* _WORK REQUEST_:
From the entries that follow, copy every line with the word "this".

* _INFORMATION SUPPLIED_:
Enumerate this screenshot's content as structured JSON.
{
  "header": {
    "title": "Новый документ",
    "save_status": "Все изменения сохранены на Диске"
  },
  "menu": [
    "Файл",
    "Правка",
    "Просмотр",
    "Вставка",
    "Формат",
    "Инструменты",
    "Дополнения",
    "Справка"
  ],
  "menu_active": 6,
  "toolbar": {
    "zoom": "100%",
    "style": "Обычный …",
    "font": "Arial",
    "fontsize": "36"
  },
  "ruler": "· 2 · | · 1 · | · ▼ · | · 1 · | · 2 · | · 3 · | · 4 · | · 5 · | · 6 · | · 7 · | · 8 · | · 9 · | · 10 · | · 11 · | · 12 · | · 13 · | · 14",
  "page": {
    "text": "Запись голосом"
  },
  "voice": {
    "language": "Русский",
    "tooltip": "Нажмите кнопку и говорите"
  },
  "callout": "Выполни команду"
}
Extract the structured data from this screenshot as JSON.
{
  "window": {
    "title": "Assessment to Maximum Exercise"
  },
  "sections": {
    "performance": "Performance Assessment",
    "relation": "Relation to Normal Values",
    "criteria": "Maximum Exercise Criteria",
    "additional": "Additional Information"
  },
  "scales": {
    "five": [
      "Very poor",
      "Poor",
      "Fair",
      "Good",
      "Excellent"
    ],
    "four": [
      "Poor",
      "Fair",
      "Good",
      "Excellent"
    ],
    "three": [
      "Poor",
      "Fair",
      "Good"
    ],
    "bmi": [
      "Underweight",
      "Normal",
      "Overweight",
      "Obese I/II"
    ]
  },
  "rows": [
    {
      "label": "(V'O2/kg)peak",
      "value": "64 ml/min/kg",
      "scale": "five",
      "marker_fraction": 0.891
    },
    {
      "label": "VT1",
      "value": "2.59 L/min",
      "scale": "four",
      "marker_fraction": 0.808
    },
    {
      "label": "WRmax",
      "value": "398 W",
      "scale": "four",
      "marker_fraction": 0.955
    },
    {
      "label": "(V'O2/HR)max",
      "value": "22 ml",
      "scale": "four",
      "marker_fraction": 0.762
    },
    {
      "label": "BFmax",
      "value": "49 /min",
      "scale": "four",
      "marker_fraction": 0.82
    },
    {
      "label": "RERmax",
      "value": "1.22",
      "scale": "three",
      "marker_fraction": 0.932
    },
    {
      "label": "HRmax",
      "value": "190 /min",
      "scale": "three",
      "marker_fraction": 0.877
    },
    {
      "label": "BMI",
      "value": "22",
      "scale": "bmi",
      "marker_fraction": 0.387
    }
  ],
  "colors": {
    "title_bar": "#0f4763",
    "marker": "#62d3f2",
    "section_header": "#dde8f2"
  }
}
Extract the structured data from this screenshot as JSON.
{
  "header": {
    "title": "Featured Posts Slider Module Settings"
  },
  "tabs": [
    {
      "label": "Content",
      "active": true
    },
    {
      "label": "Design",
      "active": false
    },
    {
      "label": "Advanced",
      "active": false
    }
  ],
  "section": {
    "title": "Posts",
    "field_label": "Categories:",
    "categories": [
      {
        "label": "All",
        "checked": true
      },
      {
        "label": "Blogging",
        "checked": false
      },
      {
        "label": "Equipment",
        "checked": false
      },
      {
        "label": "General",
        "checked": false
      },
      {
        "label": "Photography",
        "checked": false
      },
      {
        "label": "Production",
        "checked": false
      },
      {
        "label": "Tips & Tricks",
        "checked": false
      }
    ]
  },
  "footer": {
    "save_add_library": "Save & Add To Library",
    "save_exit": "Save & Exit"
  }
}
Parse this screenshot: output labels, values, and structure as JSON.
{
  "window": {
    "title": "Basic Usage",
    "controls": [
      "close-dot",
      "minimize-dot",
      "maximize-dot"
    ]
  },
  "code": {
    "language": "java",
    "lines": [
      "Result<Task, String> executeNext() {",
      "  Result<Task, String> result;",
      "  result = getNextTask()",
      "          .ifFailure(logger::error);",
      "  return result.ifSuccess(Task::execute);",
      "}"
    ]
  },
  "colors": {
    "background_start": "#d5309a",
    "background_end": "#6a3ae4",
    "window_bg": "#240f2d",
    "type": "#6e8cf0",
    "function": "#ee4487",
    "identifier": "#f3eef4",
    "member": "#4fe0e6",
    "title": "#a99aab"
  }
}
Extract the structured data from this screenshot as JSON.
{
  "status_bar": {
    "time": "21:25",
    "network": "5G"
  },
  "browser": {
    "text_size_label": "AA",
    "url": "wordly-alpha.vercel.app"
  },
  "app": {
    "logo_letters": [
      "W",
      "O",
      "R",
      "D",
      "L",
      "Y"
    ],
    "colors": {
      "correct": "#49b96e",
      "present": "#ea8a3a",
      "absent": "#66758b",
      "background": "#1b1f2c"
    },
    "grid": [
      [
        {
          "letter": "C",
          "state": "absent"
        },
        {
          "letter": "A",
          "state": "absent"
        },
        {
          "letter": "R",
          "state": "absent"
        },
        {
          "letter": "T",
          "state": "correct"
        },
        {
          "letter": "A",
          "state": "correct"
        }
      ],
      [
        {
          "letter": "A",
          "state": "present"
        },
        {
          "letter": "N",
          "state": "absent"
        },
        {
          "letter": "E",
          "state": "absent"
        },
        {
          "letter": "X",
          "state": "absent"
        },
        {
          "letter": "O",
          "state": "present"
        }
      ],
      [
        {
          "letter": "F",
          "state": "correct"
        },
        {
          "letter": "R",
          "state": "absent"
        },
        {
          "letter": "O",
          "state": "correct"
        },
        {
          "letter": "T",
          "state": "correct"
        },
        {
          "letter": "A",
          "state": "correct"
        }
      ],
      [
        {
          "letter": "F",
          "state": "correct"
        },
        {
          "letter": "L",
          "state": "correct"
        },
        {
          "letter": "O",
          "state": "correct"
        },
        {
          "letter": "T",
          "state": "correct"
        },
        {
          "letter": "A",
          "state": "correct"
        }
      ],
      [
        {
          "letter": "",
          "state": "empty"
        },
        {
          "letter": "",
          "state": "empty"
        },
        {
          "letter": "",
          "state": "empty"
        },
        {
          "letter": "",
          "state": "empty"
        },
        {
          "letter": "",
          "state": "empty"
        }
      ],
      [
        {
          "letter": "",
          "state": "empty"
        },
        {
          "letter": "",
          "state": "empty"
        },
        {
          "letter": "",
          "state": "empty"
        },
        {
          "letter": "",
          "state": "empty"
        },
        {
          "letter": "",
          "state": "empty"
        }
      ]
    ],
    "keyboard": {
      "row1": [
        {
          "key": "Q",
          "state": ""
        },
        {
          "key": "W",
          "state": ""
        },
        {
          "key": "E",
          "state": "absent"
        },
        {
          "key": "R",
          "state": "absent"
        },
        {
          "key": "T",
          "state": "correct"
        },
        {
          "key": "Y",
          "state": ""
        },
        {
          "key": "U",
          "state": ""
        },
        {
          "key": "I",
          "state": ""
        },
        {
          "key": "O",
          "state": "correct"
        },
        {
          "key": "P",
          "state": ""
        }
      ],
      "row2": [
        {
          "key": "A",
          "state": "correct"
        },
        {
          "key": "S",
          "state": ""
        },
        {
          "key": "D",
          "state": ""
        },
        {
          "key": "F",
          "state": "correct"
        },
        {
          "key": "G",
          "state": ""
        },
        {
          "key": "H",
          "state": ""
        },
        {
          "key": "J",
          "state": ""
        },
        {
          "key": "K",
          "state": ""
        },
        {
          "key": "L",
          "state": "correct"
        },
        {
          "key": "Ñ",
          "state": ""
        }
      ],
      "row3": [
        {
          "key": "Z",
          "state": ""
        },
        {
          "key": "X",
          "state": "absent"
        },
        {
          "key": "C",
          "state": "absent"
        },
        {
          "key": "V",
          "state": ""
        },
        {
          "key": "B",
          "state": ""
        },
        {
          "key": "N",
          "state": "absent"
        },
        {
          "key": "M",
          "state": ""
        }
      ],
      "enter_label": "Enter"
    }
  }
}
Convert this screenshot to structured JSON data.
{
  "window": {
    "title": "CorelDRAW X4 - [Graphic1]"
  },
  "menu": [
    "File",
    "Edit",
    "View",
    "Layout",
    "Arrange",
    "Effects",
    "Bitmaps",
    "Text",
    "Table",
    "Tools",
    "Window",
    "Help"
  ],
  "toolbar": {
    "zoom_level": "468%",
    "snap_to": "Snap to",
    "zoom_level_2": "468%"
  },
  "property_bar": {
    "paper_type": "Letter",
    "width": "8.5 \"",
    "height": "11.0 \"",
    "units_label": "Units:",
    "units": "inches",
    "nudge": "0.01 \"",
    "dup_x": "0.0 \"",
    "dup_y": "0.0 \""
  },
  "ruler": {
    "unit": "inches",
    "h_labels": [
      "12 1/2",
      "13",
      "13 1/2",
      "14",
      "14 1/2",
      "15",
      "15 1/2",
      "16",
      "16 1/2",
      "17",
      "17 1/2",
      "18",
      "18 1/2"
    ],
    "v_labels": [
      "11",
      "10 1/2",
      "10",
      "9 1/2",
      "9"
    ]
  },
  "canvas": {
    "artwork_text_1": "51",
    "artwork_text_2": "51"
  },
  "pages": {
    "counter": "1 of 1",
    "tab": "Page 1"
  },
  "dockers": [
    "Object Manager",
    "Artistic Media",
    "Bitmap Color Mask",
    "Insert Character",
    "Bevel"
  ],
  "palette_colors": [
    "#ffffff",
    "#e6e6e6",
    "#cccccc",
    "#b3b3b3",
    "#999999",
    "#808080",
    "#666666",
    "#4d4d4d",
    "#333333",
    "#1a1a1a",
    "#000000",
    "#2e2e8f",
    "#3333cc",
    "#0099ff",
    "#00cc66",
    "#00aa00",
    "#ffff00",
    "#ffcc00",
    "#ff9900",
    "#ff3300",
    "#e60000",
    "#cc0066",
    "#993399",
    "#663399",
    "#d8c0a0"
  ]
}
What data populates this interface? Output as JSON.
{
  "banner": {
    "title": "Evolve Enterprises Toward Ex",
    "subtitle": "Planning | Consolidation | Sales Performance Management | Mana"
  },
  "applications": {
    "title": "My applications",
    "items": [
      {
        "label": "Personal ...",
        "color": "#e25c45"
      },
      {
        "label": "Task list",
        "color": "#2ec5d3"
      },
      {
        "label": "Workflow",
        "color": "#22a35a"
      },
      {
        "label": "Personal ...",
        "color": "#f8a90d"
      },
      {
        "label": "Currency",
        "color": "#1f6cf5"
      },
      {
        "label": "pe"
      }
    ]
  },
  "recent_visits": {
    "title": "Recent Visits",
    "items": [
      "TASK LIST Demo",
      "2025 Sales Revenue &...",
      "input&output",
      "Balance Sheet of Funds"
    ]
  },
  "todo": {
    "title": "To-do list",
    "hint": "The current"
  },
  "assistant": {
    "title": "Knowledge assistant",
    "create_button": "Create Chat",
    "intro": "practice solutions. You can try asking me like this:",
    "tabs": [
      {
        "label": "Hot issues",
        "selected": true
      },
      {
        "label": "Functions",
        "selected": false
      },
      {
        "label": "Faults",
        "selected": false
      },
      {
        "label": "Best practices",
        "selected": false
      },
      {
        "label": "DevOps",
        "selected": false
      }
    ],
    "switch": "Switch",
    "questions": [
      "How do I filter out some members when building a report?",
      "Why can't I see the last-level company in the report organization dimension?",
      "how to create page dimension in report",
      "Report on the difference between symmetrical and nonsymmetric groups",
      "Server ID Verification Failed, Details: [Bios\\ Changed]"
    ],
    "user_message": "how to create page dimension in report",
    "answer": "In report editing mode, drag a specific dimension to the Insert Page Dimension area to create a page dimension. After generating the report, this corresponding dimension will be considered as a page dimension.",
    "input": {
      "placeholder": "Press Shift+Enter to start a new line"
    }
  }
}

* _TASK ANSWER_:
Enumerate this screenshot's content as structured JSON.
Extract the structured data from this screenshot as JSON.
Extract the structured data from this screenshot as JSON.
Parse this screenshot: output labels, values, and structure as JSON.
Extract the structured data from this screenshot as JSON.
Convert this screenshot to structured JSON data.
What data populates this interface? Output as JSON.
    "intro": "practice solutions. You can try asking me like this:",
    "answer": "In report editing mode, drag a specific dimension to the Insert Page Dimension area to create a page dimension. After generating the report, this corresponding dimension will be considered as a page dimension.",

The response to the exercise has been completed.